*** Begin section ***
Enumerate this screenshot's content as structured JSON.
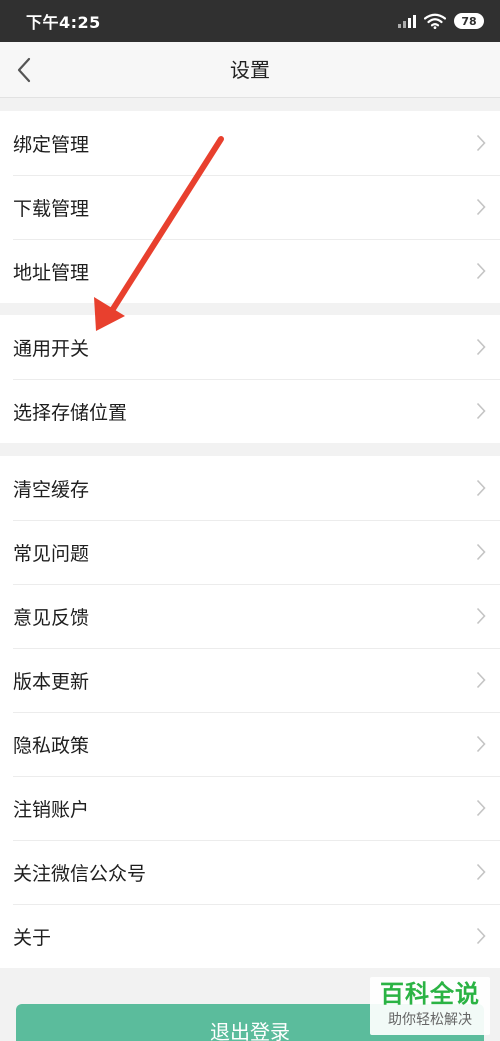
{
  "status_bar": {
    "time": "下午4:25",
    "battery": "78",
    "icons": [
      "signal-icon",
      "wifi-icon",
      "battery-icon"
    ]
  },
  "nav": {
    "title": "设置",
    "back_icon": "back-chevron-icon"
  },
  "groups": [
    {
      "items": [
        "绑定管理",
        "下载管理",
        "地址管理"
      ]
    },
    {
      "items": [
        "通用开关",
        "选择存储位置"
      ]
    },
    {
      "items": [
        "清空缓存",
        "常见问题",
        "意见反馈",
        "版本更新",
        "隐私政策",
        "注销账户",
        "关注微信公众号",
        "关于"
      ]
    }
  ],
  "logout": {
    "label": "退出登录"
  },
  "watermark": {
    "title": "百科全说",
    "subtitle": "助你轻松解决"
  },
  "colors": {
    "status_bar": "#303030",
    "nav_bar": "#f7f7f7",
    "background": "#f2f2f2",
    "logout_button": "#5bbc9c",
    "annotation_arrow": "#e8402e",
    "watermark_green": "#2bb344"
  }
}
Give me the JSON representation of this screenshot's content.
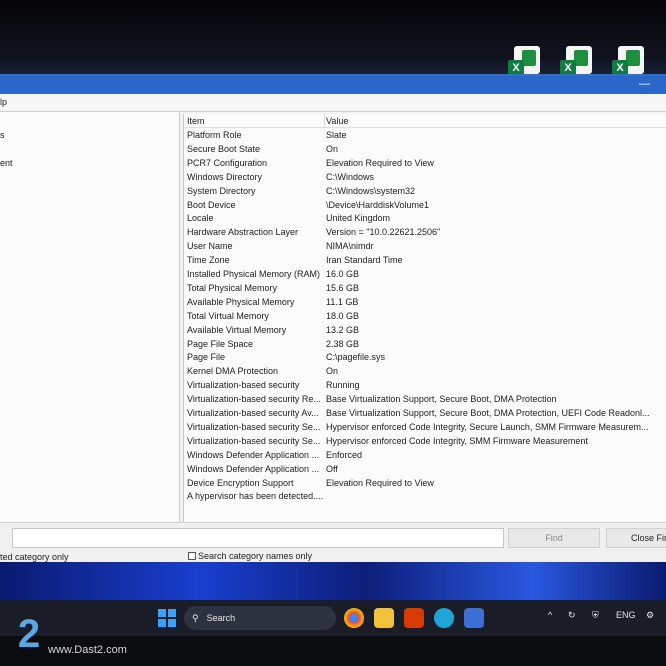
{
  "menu": {
    "partial_item": "lp"
  },
  "tree": {
    "items": [
      "s",
      "ent"
    ]
  },
  "list": {
    "headers": {
      "item": "Item",
      "value": "Value"
    },
    "rows": [
      {
        "item": "Platform Role",
        "value": "Slate"
      },
      {
        "item": "Secure Boot State",
        "value": "On"
      },
      {
        "item": "PCR7 Configuration",
        "value": "Elevation Required to View"
      },
      {
        "item": "Windows Directory",
        "value": "C:\\Windows"
      },
      {
        "item": "System Directory",
        "value": "C:\\Windows\\system32"
      },
      {
        "item": "Boot Device",
        "value": "\\Device\\HarddiskVolume1"
      },
      {
        "item": "Locale",
        "value": "United Kingdom"
      },
      {
        "item": "Hardware Abstraction Layer",
        "value": "Version = \"10.0.22621.2506\""
      },
      {
        "item": "User Name",
        "value": "NIMA\\nimdr"
      },
      {
        "item": "Time Zone",
        "value": "Iran Standard Time"
      },
      {
        "item": "Installed Physical Memory (RAM)",
        "value": "16.0 GB"
      },
      {
        "item": "Total Physical Memory",
        "value": "15.6 GB"
      },
      {
        "item": "Available Physical Memory",
        "value": "11.1 GB"
      },
      {
        "item": "Total Virtual Memory",
        "value": "18.0 GB"
      },
      {
        "item": "Available Virtual Memory",
        "value": "13.2 GB"
      },
      {
        "item": "Page File Space",
        "value": "2.38 GB"
      },
      {
        "item": "Page File",
        "value": "C:\\pagefile.sys"
      },
      {
        "item": "Kernel DMA Protection",
        "value": "On"
      },
      {
        "item": "Virtualization-based security",
        "value": "Running"
      },
      {
        "item": "Virtualization-based security Re...",
        "value": "Base Virtualization Support, Secure Boot, DMA Protection"
      },
      {
        "item": "Virtualization-based security Av...",
        "value": "Base Virtualization Support, Secure Boot, DMA Protection, UEFI Code Readonl..."
      },
      {
        "item": "Virtualization-based security Se...",
        "value": "Hypervisor enforced Code Integrity, Secure Launch, SMM Firmware Measurem..."
      },
      {
        "item": "Virtualization-based security Se...",
        "value": "Hypervisor enforced Code Integrity, SMM Firmware Measurement"
      },
      {
        "item": "Windows Defender Application ...",
        "value": "Enforced"
      },
      {
        "item": "Windows Defender Application ...",
        "value": "Off"
      },
      {
        "item": "Device Encryption Support",
        "value": "Elevation Required to View"
      },
      {
        "item": "A hypervisor has been detected....",
        "value": ""
      }
    ]
  },
  "find": {
    "find_label": "Find",
    "close_label": "Close Fir",
    "selected_category_label": "ted category only",
    "search_category_label": "Search category names only"
  },
  "taskbar": {
    "search_placeholder": "Search",
    "language": "ENG",
    "apps": [
      "chrome-icon",
      "file-explorer-icon",
      "office-icon",
      "edge-icon",
      "system-information-icon"
    ]
  },
  "watermark": {
    "logo": "2",
    "text": "www.Dast2.com"
  },
  "colors": {
    "titlebar": "#2b66c9",
    "taskbar": "#1a1d27",
    "excel_green": "#107c41"
  }
}
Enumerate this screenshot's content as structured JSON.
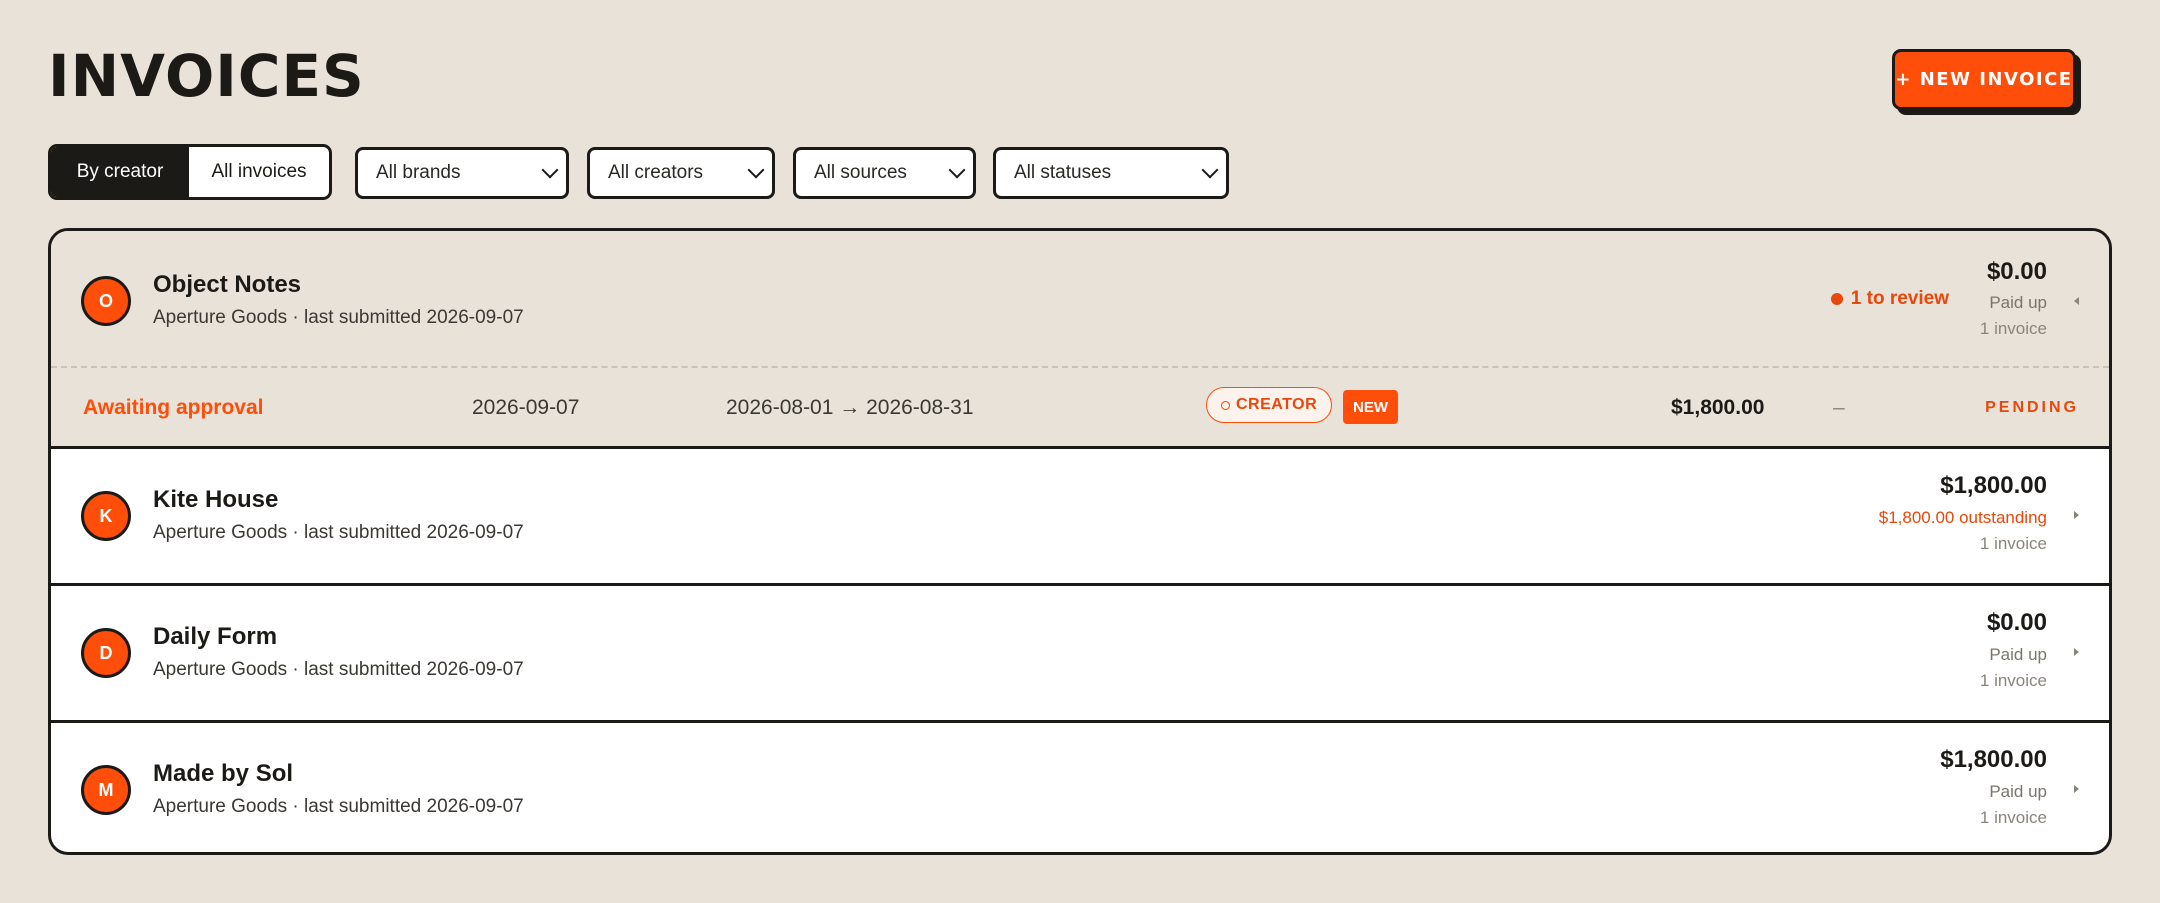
{
  "page": {
    "title": "INVOICES"
  },
  "actions": {
    "new_invoice": "+ NEW INVOICE"
  },
  "filters": {
    "view_toggle": {
      "active": "By creator",
      "inactive": "All invoices"
    },
    "brands": "All brands",
    "creators": "All creators",
    "sources": "All sources",
    "statuses": "All statuses"
  },
  "creators": [
    {
      "initial": "O",
      "name": "Object Notes",
      "meta": "Aperture Goods · last submitted 2026-09-07",
      "amount": "$0.00",
      "status": "Paid up",
      "count": "1 invoice",
      "review": "1 to review"
    },
    {
      "initial": "K",
      "name": "Kite House",
      "meta": "Aperture Goods · last submitted 2026-09-07",
      "amount": "$1,800.00",
      "status": "$1,800.00 outstanding",
      "count": "1 invoice"
    },
    {
      "initial": "D",
      "name": "Daily Form",
      "meta": "Aperture Goods · last submitted 2026-09-07",
      "amount": "$0.00",
      "status": "Paid up",
      "count": "1 invoice"
    },
    {
      "initial": "M",
      "name": "Made by Sol",
      "meta": "Aperture Goods · last submitted 2026-09-07",
      "amount": "$1,800.00",
      "status": "Paid up",
      "count": "1 invoice"
    }
  ],
  "expanded_invoice": {
    "state": "Awaiting approval",
    "submitted": "2026-09-07",
    "period": "2026-08-01 → 2026-08-31",
    "source_tag": "CREATOR",
    "new_tag": "NEW",
    "amount": "$1,800.00",
    "paid": "–",
    "status": "PENDING"
  },
  "colors": {
    "accent": "#ff4e0a",
    "ink": "#1c1a17",
    "background": "#e9e2d8"
  }
}
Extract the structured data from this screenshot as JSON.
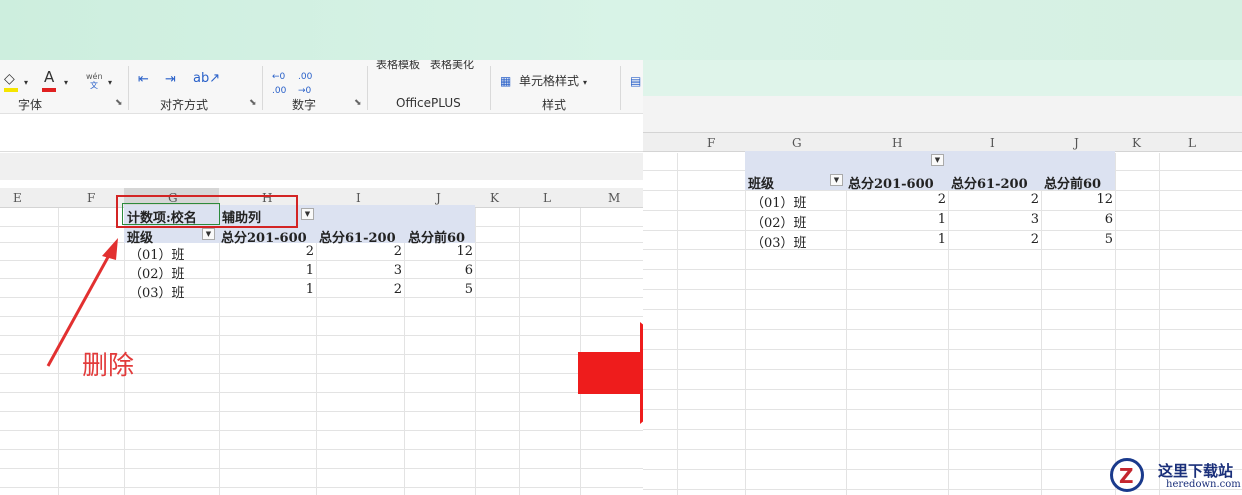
{
  "ribbon": {
    "groups": [
      "字体",
      "对齐方式",
      "数字",
      "OfficePLUS",
      "样式"
    ],
    "buttons": {
      "fill_color": "◇",
      "font_color": "A",
      "phonetic": "wén",
      "phonetic_sub": "文",
      "template": "表格模板",
      "beautify": "表格美化",
      "cell_style": "单元格样式"
    }
  },
  "left_sheet": {
    "columns": [
      "E",
      "F",
      "G",
      "H",
      "I",
      "J",
      "K",
      "L",
      "M"
    ],
    "pivot": {
      "count_field": "计数项:校名",
      "aux_field": "辅助列",
      "row_header": "班级",
      "col_headers": [
        "总分201-600",
        "总分61-200",
        "总分前60"
      ],
      "rows": [
        {
          "label": "（01）班",
          "values": [
            "2",
            "2",
            "12"
          ]
        },
        {
          "label": "（02）班",
          "values": [
            "1",
            "3",
            "6"
          ]
        },
        {
          "label": "（03）班",
          "values": [
            "1",
            "2",
            "5"
          ]
        }
      ]
    },
    "annotation": "删除"
  },
  "right_sheet": {
    "columns": [
      "F",
      "G",
      "H",
      "I",
      "J",
      "K",
      "L"
    ],
    "pivot": {
      "row_header": "班级",
      "col_headers": [
        "总分201-600",
        "总分61-200",
        "总分前60"
      ],
      "rows": [
        {
          "label": "（01）班",
          "values": [
            "2",
            "2",
            "12"
          ]
        },
        {
          "label": "（02）班",
          "values": [
            "1",
            "3",
            "6"
          ]
        },
        {
          "label": "（03）班",
          "values": [
            "1",
            "2",
            "5"
          ]
        }
      ]
    }
  },
  "watermark": {
    "logo_letter": "Z",
    "title": "这里下载站",
    "subtitle": "heredown.com"
  },
  "colors": {
    "arrow": "#ee1c1c",
    "annotation": "#e23b3b",
    "highlight_box": "#d32424",
    "pivot_band": "#dce2f1"
  }
}
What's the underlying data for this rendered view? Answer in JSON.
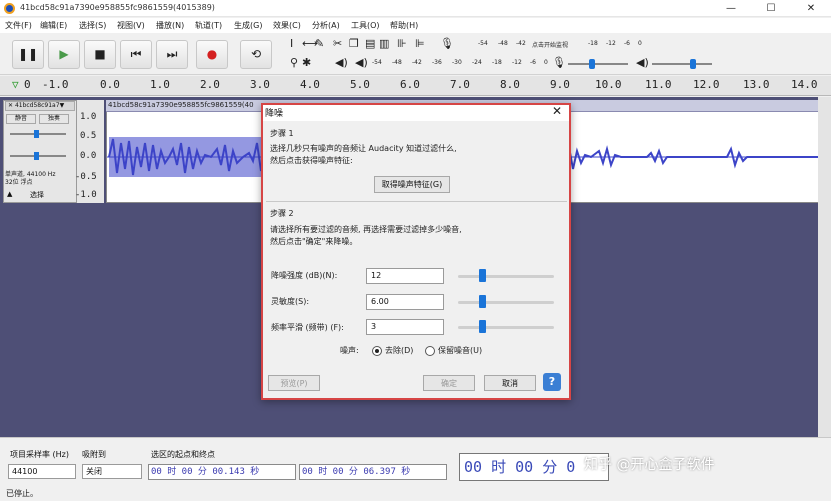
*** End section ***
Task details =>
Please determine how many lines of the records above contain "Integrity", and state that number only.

Written response =>
2